It is pertinently true in our day as we continue to witness an ever lengthening list of wonderful human beings, as well as others who more manifestly show signs of personal trouble, who have put an end or are putting an end - a premature end - to their life on Earth. Clearly, their continued existence in this life had become unbearable, which explains their drastic action upon their mortal existence. What is so sad and tragic is that none of it has to be this way. It is an illusion that our life is unbearable - even in the most dire of circumstances - as countless heroines and heroes have demonstrated by clinging to life and insisting on making a difference even under acute pain and suffering.
I firmly believe what the Roman Catholic Church teaches that in all likelihood those who, in any circumstance, put an end to their own life are undoubtedly suffering some form of dis-ease, a real ailment separating them from their best self, dragging them down into the dark shadows of human isolation, loneliness, and despair.
However it remains true that they are responsible for their own destruction to the extent that they neglected to help themselves or refused the light, love, peace, forgiveness, mercy, and help offered to them within their spirit by the Spirit of the living God who knows each one of us human beings better than we know ourselves, and who knows and loves us on the inside. This is not to be interpreted as taking lightly the issue of suicide... it is very dangerous to risk locking oneself for all eternity in the very darkness of isolation and loneliness from which a suicide is trying to escape!
After all, no human being in their right mind, heart, or spirit would refuse a life rich with abundant access to truth, goodness, and beauty, or would refuse to be the object and recipient of perfect love, unmerited and freely given. Only the darkest and most perverse of human beings would see the face of true and perfect love and would spit at it and send it on its way with curses. Anthony Bourdain showed no such signs of hatred or vindictiveness or railing against life, the world, of God....
Still, we must encourage one another to stay clear of ending our life, but instead, to seek any and all helps to better face our demons and dark emotions such as isolation and loneliness.... We can ask God to help us be more sensitive and alert to such suffering in ourselves as well as in our neighbor and to do all we can to help one another and to appeal to God for his powerful aid, He who loves us so much as he demonstrated in his Son Jesus Christ.

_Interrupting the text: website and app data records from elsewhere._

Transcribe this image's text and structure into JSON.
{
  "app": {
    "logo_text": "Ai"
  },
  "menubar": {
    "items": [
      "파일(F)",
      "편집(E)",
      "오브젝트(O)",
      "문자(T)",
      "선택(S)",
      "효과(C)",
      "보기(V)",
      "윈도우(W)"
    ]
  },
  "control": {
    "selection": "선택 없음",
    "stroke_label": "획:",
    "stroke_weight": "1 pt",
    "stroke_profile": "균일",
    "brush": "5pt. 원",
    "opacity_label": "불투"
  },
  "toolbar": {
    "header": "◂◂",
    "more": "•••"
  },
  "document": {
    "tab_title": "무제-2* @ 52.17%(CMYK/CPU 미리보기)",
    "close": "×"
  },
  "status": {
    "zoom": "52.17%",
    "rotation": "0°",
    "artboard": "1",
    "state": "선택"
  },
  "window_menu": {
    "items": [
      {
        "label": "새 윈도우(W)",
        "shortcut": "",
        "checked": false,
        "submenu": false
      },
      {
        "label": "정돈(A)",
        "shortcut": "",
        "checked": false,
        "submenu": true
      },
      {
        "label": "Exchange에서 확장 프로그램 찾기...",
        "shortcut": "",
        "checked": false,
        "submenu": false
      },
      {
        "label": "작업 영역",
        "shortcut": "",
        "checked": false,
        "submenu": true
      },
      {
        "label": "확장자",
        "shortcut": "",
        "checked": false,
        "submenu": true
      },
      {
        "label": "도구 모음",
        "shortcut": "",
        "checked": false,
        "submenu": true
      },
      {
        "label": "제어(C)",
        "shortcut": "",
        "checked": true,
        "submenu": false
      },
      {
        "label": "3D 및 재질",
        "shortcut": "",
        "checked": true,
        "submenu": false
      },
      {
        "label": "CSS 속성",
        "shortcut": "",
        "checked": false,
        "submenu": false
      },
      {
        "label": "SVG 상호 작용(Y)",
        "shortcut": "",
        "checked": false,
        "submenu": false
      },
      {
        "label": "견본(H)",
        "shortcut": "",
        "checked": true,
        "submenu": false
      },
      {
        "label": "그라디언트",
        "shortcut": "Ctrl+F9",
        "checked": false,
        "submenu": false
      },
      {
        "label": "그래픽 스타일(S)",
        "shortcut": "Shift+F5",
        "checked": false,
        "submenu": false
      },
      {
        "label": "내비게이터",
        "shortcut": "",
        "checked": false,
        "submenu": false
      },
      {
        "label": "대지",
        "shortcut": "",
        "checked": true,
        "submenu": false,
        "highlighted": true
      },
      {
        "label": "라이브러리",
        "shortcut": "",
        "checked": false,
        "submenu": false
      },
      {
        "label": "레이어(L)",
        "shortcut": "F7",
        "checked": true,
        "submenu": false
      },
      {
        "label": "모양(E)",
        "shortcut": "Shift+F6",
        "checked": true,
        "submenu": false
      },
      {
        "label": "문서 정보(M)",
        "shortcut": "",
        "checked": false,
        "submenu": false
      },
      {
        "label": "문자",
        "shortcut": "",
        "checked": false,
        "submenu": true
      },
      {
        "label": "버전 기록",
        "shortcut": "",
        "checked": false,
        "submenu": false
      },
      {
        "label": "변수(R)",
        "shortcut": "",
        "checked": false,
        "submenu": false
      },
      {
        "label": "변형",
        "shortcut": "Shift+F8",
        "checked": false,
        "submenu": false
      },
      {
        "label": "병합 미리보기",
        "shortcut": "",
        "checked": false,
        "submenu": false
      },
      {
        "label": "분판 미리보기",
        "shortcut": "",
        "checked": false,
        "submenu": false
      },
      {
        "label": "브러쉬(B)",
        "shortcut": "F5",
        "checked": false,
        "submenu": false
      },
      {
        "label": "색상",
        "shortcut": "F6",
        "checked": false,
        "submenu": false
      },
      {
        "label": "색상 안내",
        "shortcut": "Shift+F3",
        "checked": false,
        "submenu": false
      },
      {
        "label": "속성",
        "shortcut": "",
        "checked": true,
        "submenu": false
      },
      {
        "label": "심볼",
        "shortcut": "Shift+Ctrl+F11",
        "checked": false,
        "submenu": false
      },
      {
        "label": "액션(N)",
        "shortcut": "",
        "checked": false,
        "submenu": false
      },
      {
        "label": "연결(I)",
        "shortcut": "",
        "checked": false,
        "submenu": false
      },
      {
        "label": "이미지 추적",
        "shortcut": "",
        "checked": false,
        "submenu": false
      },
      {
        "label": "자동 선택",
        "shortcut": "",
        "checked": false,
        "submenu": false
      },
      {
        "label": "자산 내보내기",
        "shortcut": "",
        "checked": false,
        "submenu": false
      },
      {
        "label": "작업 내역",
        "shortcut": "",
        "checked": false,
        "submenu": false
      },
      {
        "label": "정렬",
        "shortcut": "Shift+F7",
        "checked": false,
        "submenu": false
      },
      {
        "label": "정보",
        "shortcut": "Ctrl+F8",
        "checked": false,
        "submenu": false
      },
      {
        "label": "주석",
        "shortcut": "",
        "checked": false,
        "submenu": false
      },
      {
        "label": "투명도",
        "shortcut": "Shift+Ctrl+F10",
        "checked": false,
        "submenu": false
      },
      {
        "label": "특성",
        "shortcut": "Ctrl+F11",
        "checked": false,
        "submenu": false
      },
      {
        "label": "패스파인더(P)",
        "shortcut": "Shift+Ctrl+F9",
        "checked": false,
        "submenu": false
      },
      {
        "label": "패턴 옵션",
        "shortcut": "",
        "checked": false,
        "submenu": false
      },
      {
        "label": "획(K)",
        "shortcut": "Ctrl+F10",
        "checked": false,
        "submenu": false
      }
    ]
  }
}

So, dear reader, if the sudden and unexpected death of Anthony Bourdain - or for that matter of anyone known or close to you personally - has affected you, please accept my sympathies for your loss, and my simple assurances of human love and understanding in the midst of our shared human condition; even though we may not know one another.... Though far apart, in God we are never separated, not really, because of his Spirit who brings us together in our common humanity, our common origin in our Creator, and our common destiny in God's eternity.... Those of us who believe that we are all connected in God can pray humble and fervent prayers to the God of all mercy that he may show mercy to Anthony's soul, now that he has for a time left behind his earthly tent which was his mortal body; while we all wait for the resurrection of the dead and the final judgement at the hands of the Divine Mercy itself, our Lord Jesus Christ, King of the Universe.
© 2004-2021 All rights reserved Fr. Gilles Surprenant, Associate Priest of Madonna House Apostolate & Poustinik, Montreal QC
© 2004-2021 Tous droits réservés Abbé Gilles Surprenant, Prêtre Associé de Madonna House Apostolate & Poustinik, Montréal QC
+ + + + + + + + + + + +